October 11, 1995: Steve Jobs files the paperwork to float Pixar Animation Studios on the stock market.
A turning point in Jobs’ life, Pixar’s initial public offering turns him into a billionaire. But things very nearly don’t turn out so well.
How Steve Jobs bought Pixar
It may be because I write for a tech site, and therefore the Steve Jobs focus is always on Apple and NeXT. But Pixar often seems underrepresented when people talk about the Apple co-founder’s life. Sometimes written off as a side investment for Jobs, Pixar was evidence of his long-term vision. It also symbolizes his post-Apple struggles as a businessman, and ultimately his astonishing turnaround and reinvention as a CEO.
It was also the start of Jobs’ entertainment industry experience, which made him the single biggest shareholder in the Walt Disney Company and laid the groundwork for relationships he would later draw on for iTunes.
Pixar was founded by Alvy Ray Smith and Ed Catmull.
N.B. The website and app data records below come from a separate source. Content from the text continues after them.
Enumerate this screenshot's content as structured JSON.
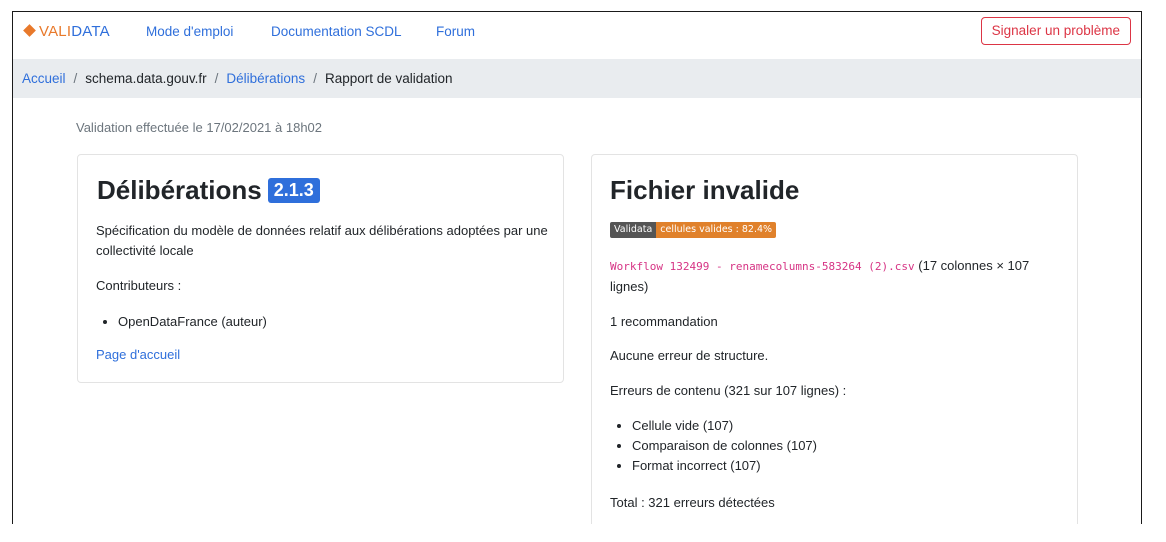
{
  "navbar": {
    "brand_prefix": "VALI",
    "brand_suffix": "DATA",
    "links": [
      "Mode d'emploi",
      "Documentation SCDL",
      "Forum"
    ],
    "report_button": "Signaler un problème"
  },
  "breadcrumb": {
    "home": "Accueil",
    "site": "schema.data.gouv.fr",
    "schema": "Délibérations",
    "current": "Rapport de validation",
    "separator": "/"
  },
  "validation_date": "Validation effectuée le 17/02/2021 à 18h02",
  "schema_card": {
    "title": "Délibérations",
    "version": "2.1.3",
    "description": "Spécification du modèle de données relatif aux délibérations adoptées par une collectivité locale",
    "contributors_label": "Contributeurs :",
    "contributors": [
      "OpenDataFrance (auteur)"
    ],
    "homepage_link": "Page d'accueil"
  },
  "report_card": {
    "title": "Fichier invalide",
    "badge_label": "Validata",
    "badge_value": "cellules valides : 82.4%",
    "filename": "Workflow 132499 - renamecolumns-583264 (2).csv",
    "file_dims": "(17 colonnes × 107 lignes)",
    "recommendations": "1 recommandation",
    "structure_errors": "Aucune erreur de structure.",
    "content_errors_label": "Erreurs de contenu (321 sur 107 lignes) :",
    "content_errors": [
      "Cellule vide (107)",
      "Comparaison de colonnes (107)",
      "Format incorrect (107)"
    ],
    "total": "Total : 321 erreurs détectées"
  },
  "colors": {
    "accent": "#2f6fdb",
    "brand_orange": "#e8792b",
    "danger": "#dc3545",
    "badge_orange": "#e0812b"
  }
}
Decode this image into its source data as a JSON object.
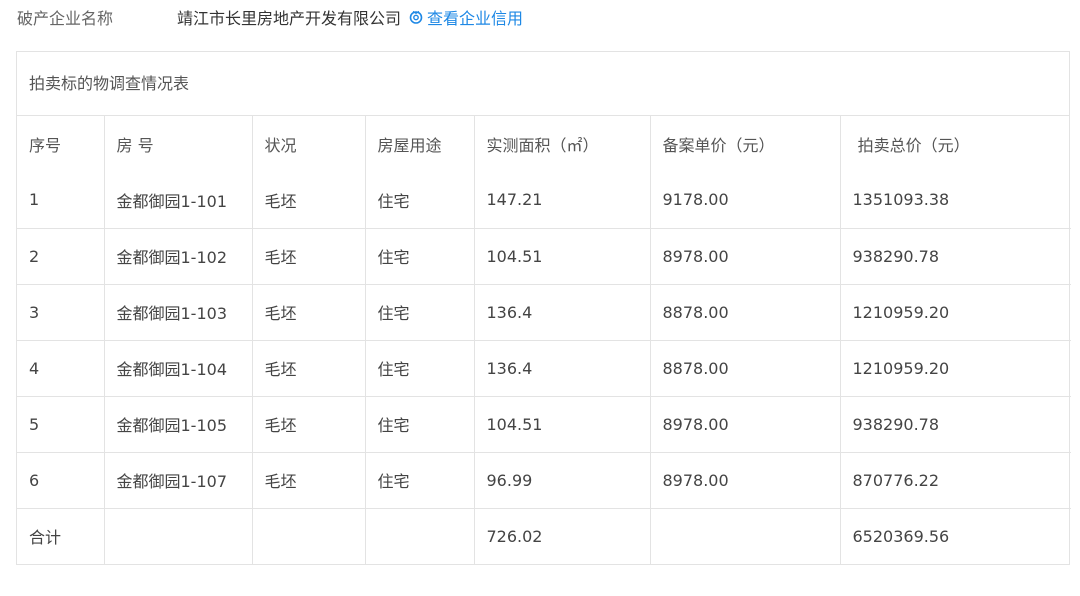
{
  "company": {
    "label": "破产企业名称",
    "name": "靖江市长里房地产开发有限公司",
    "credit_link": "查看企业信用",
    "link_color": "#1e88e5"
  },
  "table": {
    "title": "拍卖标的物调查情况表",
    "headers": [
      "序号",
      "房 号",
      "状况",
      "房屋用途",
      "实测面积（㎡）",
      "备案单价（元）",
      " 拍卖总价（元）"
    ],
    "rows": [
      [
        "1",
        "金都御园1-101",
        "毛坯",
        "住宅",
        "147.21",
        "9178.00",
        "1351093.38"
      ],
      [
        "2",
        "金都御园1-102",
        "毛坯",
        "住宅",
        "104.51",
        "8978.00",
        "938290.78"
      ],
      [
        "3",
        "金都御园1-103",
        "毛坯",
        "住宅",
        "136.4",
        "8878.00",
        "1210959.20"
      ],
      [
        "4",
        "金都御园1-104",
        "毛坯",
        "住宅",
        "136.4",
        "8878.00",
        "1210959.20"
      ],
      [
        "5",
        "金都御园1-105",
        "毛坯",
        "住宅",
        "104.51",
        "8978.00",
        "938290.78"
      ],
      [
        "6",
        "金都御园1-107",
        "毛坯",
        "住宅",
        "96.99",
        "8978.00",
        "870776.22"
      ]
    ],
    "total": [
      "合计",
      "",
      "",
      "",
      "726.02",
      "",
      "6520369.56"
    ]
  }
}
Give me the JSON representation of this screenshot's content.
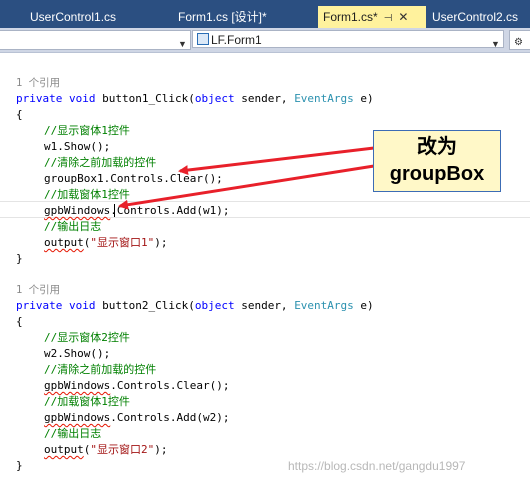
{
  "tabs": [
    {
      "label": "UserControl1.cs",
      "active": false
    },
    {
      "label": "Form1.cs [设计]*",
      "active": false
    },
    {
      "label": "Form1.cs*",
      "active": true,
      "pin": "⊣",
      "close": "✕"
    },
    {
      "label": "UserControl2.cs",
      "active": false
    }
  ],
  "nav": {
    "member_dropdown": "LF.Form1"
  },
  "code": {
    "lens1": "1 个引用",
    "m1_private": "private",
    "m1_void": "void",
    "m1_name": "button1_Click(",
    "m1_object": "object",
    "m1_sender": " sender, ",
    "m1_eventargs": "EventArgs",
    "m1_e": " e)",
    "open1": "{",
    "c1": "//显示窗体1控件",
    "s1": "w1.Show();",
    "c2": "//清除之前加载的控件",
    "s2": "groupBox1.Controls.Clear();",
    "c3": "//加载窗体1控件",
    "s3_var": "gpbWindows",
    "s3_rest": ".Controls.Add(w1);",
    "c4": "//输出日志",
    "s4_call": "output",
    "s4_paren_open": "(",
    "s4_str": "\"显示窗口1\"",
    "s4_paren_close": ");",
    "close1": "}",
    "lens2": "1 个引用",
    "m2_name": "button2_Click(",
    "open2": "{",
    "c5": "//显示窗体2控件",
    "s5": "w2.Show();",
    "c6": "//清除之前加载的控件",
    "s6_var": "gpbWindows",
    "s6_rest": ".Controls.Clear();",
    "c7": "//加载窗体1控件",
    "s7_var": "gpbWindows",
    "s7_rest": ".Controls.Add(w2);",
    "c8": "//输出日志",
    "s8_call": "output",
    "s8_str": "\"显示窗口2\"",
    "close2": "}"
  },
  "callout": {
    "line1": "改为",
    "line2": "groupBox"
  },
  "watermark": "https://blog.csdn.net/gangdu1997",
  "colors": {
    "keyword": "#0000ff",
    "type": "#2b91af",
    "comment": "#008000",
    "string": "#a31515",
    "arrow": "#e8202a",
    "tabbar": "#2b4f81",
    "active_tab": "#fff29d"
  }
}
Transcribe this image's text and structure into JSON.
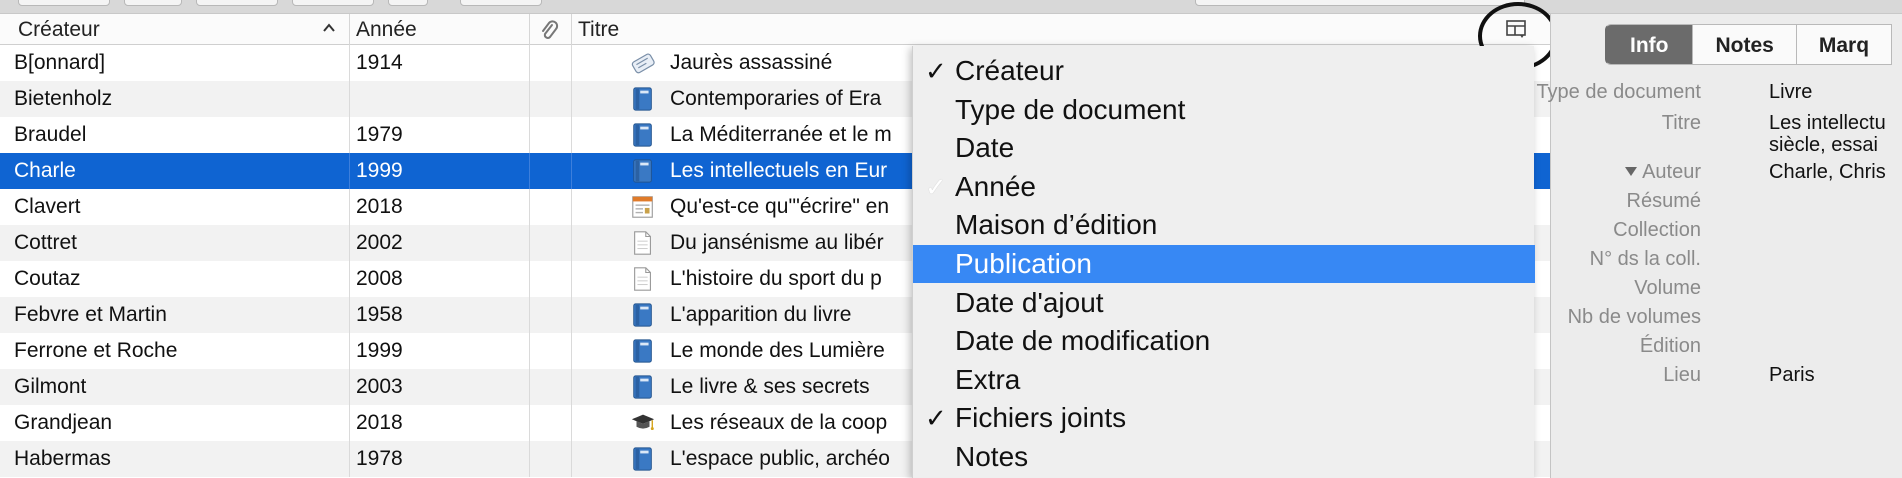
{
  "columns": {
    "creator": "Créateur",
    "year": "Année",
    "title": "Titre"
  },
  "rows": [
    {
      "creator": "B[onnard]",
      "year": "1914",
      "title": "Jaurès assassiné",
      "icon": "newspaper-article-icon",
      "selected": false
    },
    {
      "creator": "Bietenholz",
      "year": "",
      "title": "Contemporaries of Era",
      "icon": "book-icon",
      "selected": false
    },
    {
      "creator": "Braudel",
      "year": "1979",
      "title": "La Méditerranée et le m",
      "icon": "book-icon",
      "selected": false
    },
    {
      "creator": "Charle",
      "year": "1999",
      "title": "Les intellectuels en Eur",
      "icon": "book-icon",
      "selected": true
    },
    {
      "creator": "Clavert",
      "year": "2018",
      "title": "Qu'est-ce qu'\"écrire\" en",
      "icon": "web-page-icon",
      "selected": false
    },
    {
      "creator": "Cottret",
      "year": "2002",
      "title": "Du jansénisme au libér",
      "icon": "document-icon",
      "selected": false
    },
    {
      "creator": "Coutaz",
      "year": "2008",
      "title": "L'histoire du sport du p",
      "icon": "document-icon",
      "selected": false
    },
    {
      "creator": "Febvre et Martin",
      "year": "1958",
      "title": "L'apparition du livre",
      "icon": "book-icon",
      "selected": false
    },
    {
      "creator": "Ferrone et Roche",
      "year": "1999",
      "title": "Le monde des Lumière",
      "icon": "book-icon",
      "selected": false
    },
    {
      "creator": "Gilmont",
      "year": "2003",
      "title": "Le livre & ses secrets",
      "icon": "book-icon",
      "selected": false
    },
    {
      "creator": "Grandjean",
      "year": "2018",
      "title": "Les réseaux de la coop",
      "icon": "thesis-icon",
      "selected": false
    },
    {
      "creator": "Habermas",
      "year": "1978",
      "title": "L'espace public, archéo",
      "icon": "book-icon",
      "selected": false
    }
  ],
  "menu": [
    {
      "label": "Créateur",
      "check": "checked",
      "highlighted": false
    },
    {
      "label": "Type de document",
      "check": "",
      "highlighted": false
    },
    {
      "label": "Date",
      "check": "",
      "highlighted": false
    },
    {
      "label": "Année",
      "check": "dim",
      "highlighted": false
    },
    {
      "label": "Maison d’édition",
      "check": "",
      "highlighted": false
    },
    {
      "label": "Publication",
      "check": "",
      "highlighted": true
    },
    {
      "label": "Date d'ajout",
      "check": "",
      "highlighted": false
    },
    {
      "label": "Date de modification",
      "check": "",
      "highlighted": false
    },
    {
      "label": "Extra",
      "check": "",
      "highlighted": false
    },
    {
      "label": "Fichiers joints",
      "check": "checked",
      "highlighted": false
    },
    {
      "label": "Notes",
      "check": "",
      "highlighted": false
    }
  ],
  "panel": {
    "tabs": [
      "Info",
      "Notes",
      "Marq"
    ],
    "fields": [
      {
        "label": "Type de document",
        "value": "Livre"
      },
      {
        "label": "Titre",
        "value": "Les intellectu",
        "value2": "siècle, essai"
      },
      {
        "label": "Auteur",
        "value": "Charle, Chris",
        "toggle": true
      },
      {
        "label": "Résumé",
        "value": ""
      },
      {
        "label": "Collection",
        "value": ""
      },
      {
        "label": "N° ds la coll.",
        "value": ""
      },
      {
        "label": "Volume",
        "value": ""
      },
      {
        "label": "Nb de volumes",
        "value": ""
      },
      {
        "label": "Édition",
        "value": ""
      },
      {
        "label": "Lieu",
        "value": "Paris"
      }
    ]
  },
  "colors": {
    "selection": "#0f64d2",
    "menu_highlight": "#3788f4",
    "active_tab": "#6b6b6b"
  }
}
The animation studio emerged out of the computer graphics lab of George Lucas, director of Star Wars. When Lucas went through an expensive divorce, Jobs bought out his share of the company.
Jobs first heard about Pixar’s work through Alan Kay, the legendary Xerox PARC computer scientist who went on to work for Apple.
Jobs talked Lucas down from an initial offer of $15 million for his Pixar stock, and a guarantee of another $15 million in funding for the company. In the end, Jobs paid just $5 million and a guarantee of $5 million in funding for 70 percent of Pixar. The deal was struck on February 3, 1986, shortly after Jobs left Apple.
Although Jobs got a good deal, it was a risk at the time: Pixar needed money to run and Moore’s law meant the company was still a decade away from being able to generate a fully computer-animated movie, which was the dream of Smith and Catmull.
Pixar: Movie studio or computer company?
Coming from a sales background, Jobs thought Pixar could pay its way as a hardware and software company for creatives — basically the same pitch he used at Apple.
Pixar had two main products for sale. These were RenderMan, a 3-D graphics rendering program that still exists today, and the Pixar Image Computer, which was a high-end supercomputer. The Pixar Image Computer proved to be a sales disaster. Throughout its life, the computer sold fewer than 300 units.
The problem was an insanely high sales price. The machine cost $135,000 to buy, but also needed a $35,000 workstation from Sun Microsystems or Silicon Graphics to run. A second-generation version sold for “just” $30,000, which still put it far out of reach of any regular customer.
Hemorrhaging money, the only thing that kept Pixar alive during the late 1980s and very early ’90s was Jobs’ pride. He didn’t want to be seen as a one-hit wonder who founded Apple, then flamed out with NeXT and Pixar.
Fortunately, the company struck a deal with Disney, and Pixar began work on its first feature-length movie, Toy Story. Sensing a big hit, Jobs filed to take Pixar public. The paperwork was filed 22 years ago today, and the IPO itself took place November 29, 1995.
The IPO made Jobs a billionaire at age 40 and set the stage for his astonishing comeback.